Smoking Women who smoke during pregnancy tend to have smaller babies. The chemicals breathed in include nicotine, and interfere with the baby’s growth. Statistics show that, on average, the baby of a mother who smokes during pregnancy weighs around 200 g less than average. (If a baby is significantly underweight when it is born, it is less likely to thrive and remain healthy.) It is also at a higher risk of developing complications at birth, and there is a significant risk of it being born prematurely. Passive smoking may also affect the baby before it is born, so it is advisable for the mother’s partner to refrain from smoking in the house. If you are unable to stop smoking during pregnancy, we suggest you discuss this with your doctor.
Painkillers Check with your doctor before taking any medication during pregnancy. Painkillers in particular can be harmful to the baby in many different ways. Try relaxation techniques, yoga or massage as an alternative for pain relief.

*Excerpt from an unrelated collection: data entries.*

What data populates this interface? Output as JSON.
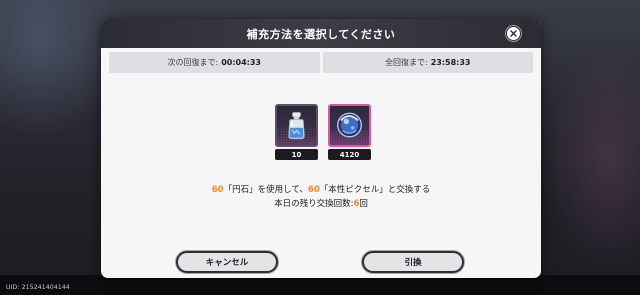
{
  "dialog": {
    "title": "補充方法を選択してください",
    "close_icon": "close-icon"
  },
  "timers": {
    "next_label": "次の回復まで:",
    "next_value": "00:04:33",
    "full_label": "全回復まで:",
    "full_value": "23:58:33"
  },
  "items": [
    {
      "name": "円石",
      "icon": "potion-bottle-icon",
      "count": "10"
    },
    {
      "name": "本性ピクセル",
      "icon": "blue-orb-icon",
      "count": "4120"
    }
  ],
  "message": {
    "line1_amount1": "60",
    "line1_part1": "「円石」を使用して、",
    "line1_amount2": "60",
    "line1_part2": "「本性ピクセル」と交換する",
    "line2_label": "本日の残り交換回数:",
    "line2_value": "6",
    "line2_suffix": "回"
  },
  "buttons": {
    "cancel": "キャンセル",
    "exchange": "引換"
  },
  "footer": {
    "uid": "UID: 215241404144"
  },
  "colors": {
    "highlight": "#f08a28",
    "header_bg": "#2b2c33",
    "modal_bg": "#f6f6f7",
    "selected_border": "#d8589a"
  }
}
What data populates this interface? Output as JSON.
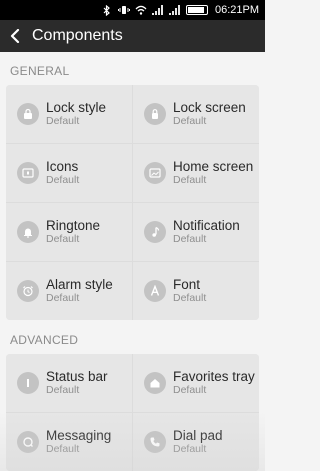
{
  "status_bar": {
    "time": "06:21PM",
    "icons": [
      "bluetooth-icon",
      "vibrate-icon",
      "wifi-icon",
      "signal-icon",
      "signal-icon",
      "battery-icon"
    ]
  },
  "header": {
    "title": "Components",
    "back_icon": "chevron-left-icon"
  },
  "sections": [
    {
      "label": "GENERAL",
      "items": [
        {
          "label": "Lock style",
          "sub": "Default",
          "icon": "lock-icon"
        },
        {
          "label": "Lock screen",
          "sub": "Default",
          "icon": "lock-screen-icon"
        },
        {
          "label": "Icons",
          "sub": "Default",
          "icon": "icons-icon"
        },
        {
          "label": "Home screen",
          "sub": "Default",
          "icon": "home-screen-icon"
        },
        {
          "label": "Ringtone",
          "sub": "Default",
          "icon": "bell-icon"
        },
        {
          "label": "Notification",
          "sub": "Default",
          "icon": "music-note-icon"
        },
        {
          "label": "Alarm style",
          "sub": "Default",
          "icon": "alarm-clock-icon"
        },
        {
          "label": "Font",
          "sub": "Default",
          "icon": "font-icon"
        }
      ]
    },
    {
      "label": "ADVANCED",
      "items": [
        {
          "label": "Status bar",
          "sub": "Default",
          "icon": "status-bar-icon"
        },
        {
          "label": "Favorites tray",
          "sub": "Default",
          "icon": "home-icon"
        },
        {
          "label": "Messaging",
          "sub": "Default",
          "icon": "message-icon"
        },
        {
          "label": "Dial pad",
          "sub": "Default",
          "icon": "phone-icon"
        }
      ]
    }
  ]
}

Drugs of addiction These can cause severe problems during pregnancy and birth, and the baby may also be ‘addicted’ and suffer severe withdrawal symptoms after birth. The baby is usually underdeveloped and may become severely ill. It is important that you let your health professional know if you are using any drug of addiction during your pregnancy.